you have an unbraced length "Lu " of 24.7 feet where maximum allowable
stresses are limited to  0.6Fy max and you have a reasonable ry value (ry = 
3.07) for out-of-plane buckling of the beam as a column .   

If you have braces that have a small cross section area, then maybe the beam

will be smaller, but the tensile force for a HSS 5x5x3/8 tube is AgFyRy = 
(6.58)(46)(1.3) = 393 kips and the vertical component, assumming 45 degree 
brace slope is 0.707 x 393 = 278 kips which is a huge force, which will
likely be above 200 kips after you subtract out for the compresson brace.

I would not apply a force in the out-plane direction to the beam flanges (I 
assume it is a typo you have to use Fy(bf)(tbf) for the out-of-plane force 
which would be huge).  When you check the interaction on the beam using the 
ramped up seismic forces by Omega for both the brace to cause bending in the

beam and axial to cause compression in the beam I would think it would still

work since you orginally sized the beam for the unbalanced brace buckling 

If it is a chevron brace, isn't half the beam length in tension on one side 
of the brace connection point to the beam midspan and the other half in 
compression, which is another reason for the out-of-plane brace of the beam.

 If you include an out-of-plane force, I wouldn't use more than 2% of the 
beam flange force, which may cause you to use a larger beam size since now 
you have biaxial bending.   If you are having to check the beam for these 
forces, what does your beam to column connection look like with such huge 
forces resulting from the beam/brace midspan connection.

If you have a two story x brace, then one leg of the two story brace is
help control the amount of out-of-plane buckling when the other two story
starts to buckle in compression.

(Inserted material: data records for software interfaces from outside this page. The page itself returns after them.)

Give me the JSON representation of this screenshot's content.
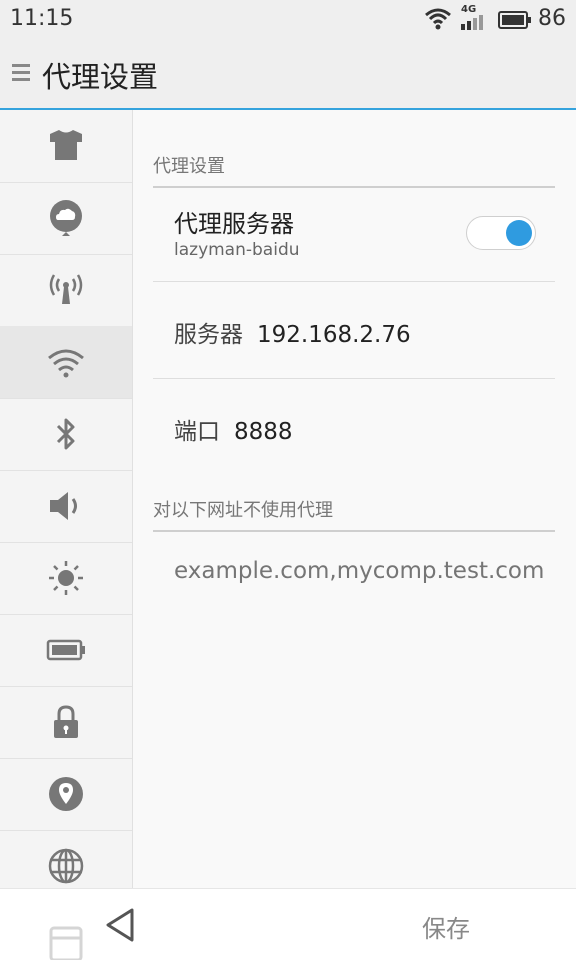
{
  "status_bar": {
    "time": "11:15",
    "network_label": "4G",
    "battery_percent": "86",
    "icons": [
      "wifi-icon",
      "signal-icon",
      "battery-icon"
    ]
  },
  "action_bar": {
    "title": "代理设置",
    "menu_icon": "menu-icon"
  },
  "sidebar": {
    "items": [
      {
        "icon": "theme-shirt-icon"
      },
      {
        "icon": "cloud-icon"
      },
      {
        "icon": "hotspot-icon"
      },
      {
        "icon": "wifi-icon",
        "active": true
      },
      {
        "icon": "bluetooth-icon"
      },
      {
        "icon": "volume-icon"
      },
      {
        "icon": "brightness-icon"
      },
      {
        "icon": "battery-icon"
      },
      {
        "icon": "lock-icon"
      },
      {
        "icon": "location-icon"
      },
      {
        "icon": "globe-icon"
      }
    ]
  },
  "proxy": {
    "section_header": "代理设置",
    "server_title": "代理服务器",
    "server_subtitle": "lazyman-baidu",
    "enabled": true,
    "host_label": "服务器",
    "host_value": "192.168.2.76",
    "port_label": "端口",
    "port_value": "8888",
    "bypass_header": "对以下网址不使用代理",
    "bypass_placeholder": "example.com,mycomp.test.com"
  },
  "bottom_bar": {
    "save_label": "保存",
    "back_icon": "back-icon"
  },
  "colors": {
    "accent": "#2f9be0",
    "actionbar_bg": "#efefef",
    "sidebar_bg": "#f4f4f4"
  }
}
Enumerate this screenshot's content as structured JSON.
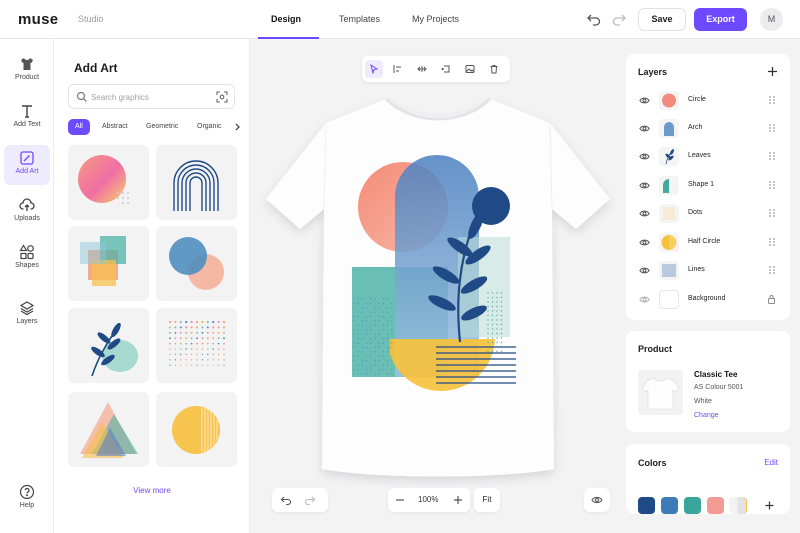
{
  "app": {
    "logo": "muse",
    "workspace": "Studio"
  },
  "nav": {
    "tabs": [
      "Design",
      "Templates",
      "My Projects"
    ],
    "active": "Design"
  },
  "header": {
    "save_label": "Save",
    "export_label": "Export",
    "avatar_initial": "M"
  },
  "rail": {
    "items": [
      {
        "label": "Product",
        "icon": "tshirt-icon"
      },
      {
        "label": "Add Text",
        "icon": "text-icon"
      },
      {
        "label": "Add Art",
        "icon": "art-icon",
        "active": true
      },
      {
        "label": "Uploads",
        "icon": "cloud-upload-icon"
      },
      {
        "label": "Shapes",
        "icon": "shapes-icon"
      },
      {
        "label": "Layers",
        "icon": "layers-icon"
      }
    ],
    "help_label": "Help"
  },
  "art_panel": {
    "title": "Add Art",
    "search_placeholder": "Search graphics",
    "chips": [
      "All",
      "Abstract",
      "Geometric",
      "Organic"
    ],
    "active_chip": "All",
    "view_more": "View more"
  },
  "canvas": {
    "zoom": "100%",
    "fit_label": "Fit"
  },
  "layers": {
    "title": "Layers",
    "items": [
      {
        "name": "Circle",
        "visible": true
      },
      {
        "name": "Arch",
        "visible": true
      },
      {
        "name": "Leaves",
        "visible": true
      },
      {
        "name": "Shape 1",
        "visible": true
      },
      {
        "name": "Dots",
        "visible": true
      },
      {
        "name": "Half Circle",
        "visible": true
      },
      {
        "name": "Lines",
        "visible": true
      },
      {
        "name": "Background",
        "visible": false,
        "locked": true
      }
    ]
  },
  "product": {
    "title": "Product",
    "name": "Classic Tee",
    "model": "AS Colour 5001",
    "color": "White",
    "change_label": "Change"
  },
  "colors": {
    "title": "Colors",
    "edit_label": "Edit",
    "swatches": [
      "#1f4a86",
      "#3d7ab8",
      "#3aa59c",
      "#f29b95",
      "#f6c14b"
    ]
  },
  "palette": {
    "accent": "#6d4aff",
    "navy": "#1f4a86",
    "blue": "#5b8fc4",
    "teal": "#47a89c",
    "coral": "#f28b82",
    "yellow": "#f5c23e"
  }
}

Considering overall brace frame stiffness, if you have two identical brace 
frames, where one is braced at the beam midspan, and the other is not, then 
they will have different stiffnesses when loaded to brace buckling.  I 
imagine the brace frame without the midspan out-of-plane brace will start to

buckle before the other brace frame does since there is limited torsional 
stiffness at the beam midspan point, thereby shifting the force to the brace

frame with the midspan brace point that provides torsional stiffness.

If probably would take a non-linear analysis to determine the difference in 
overall brace frame stiffness.  In your computer model, you might want to
eliminating the beam on this particular brace (assuming it failed at this 
level) and see where the loads go the other brace frames if they still work 
and see if you can use this as a rational approach.  You might have to
the columns on this brace frame.

Curious to know more about this, or how you resolve it.

Michael Cochran S.E.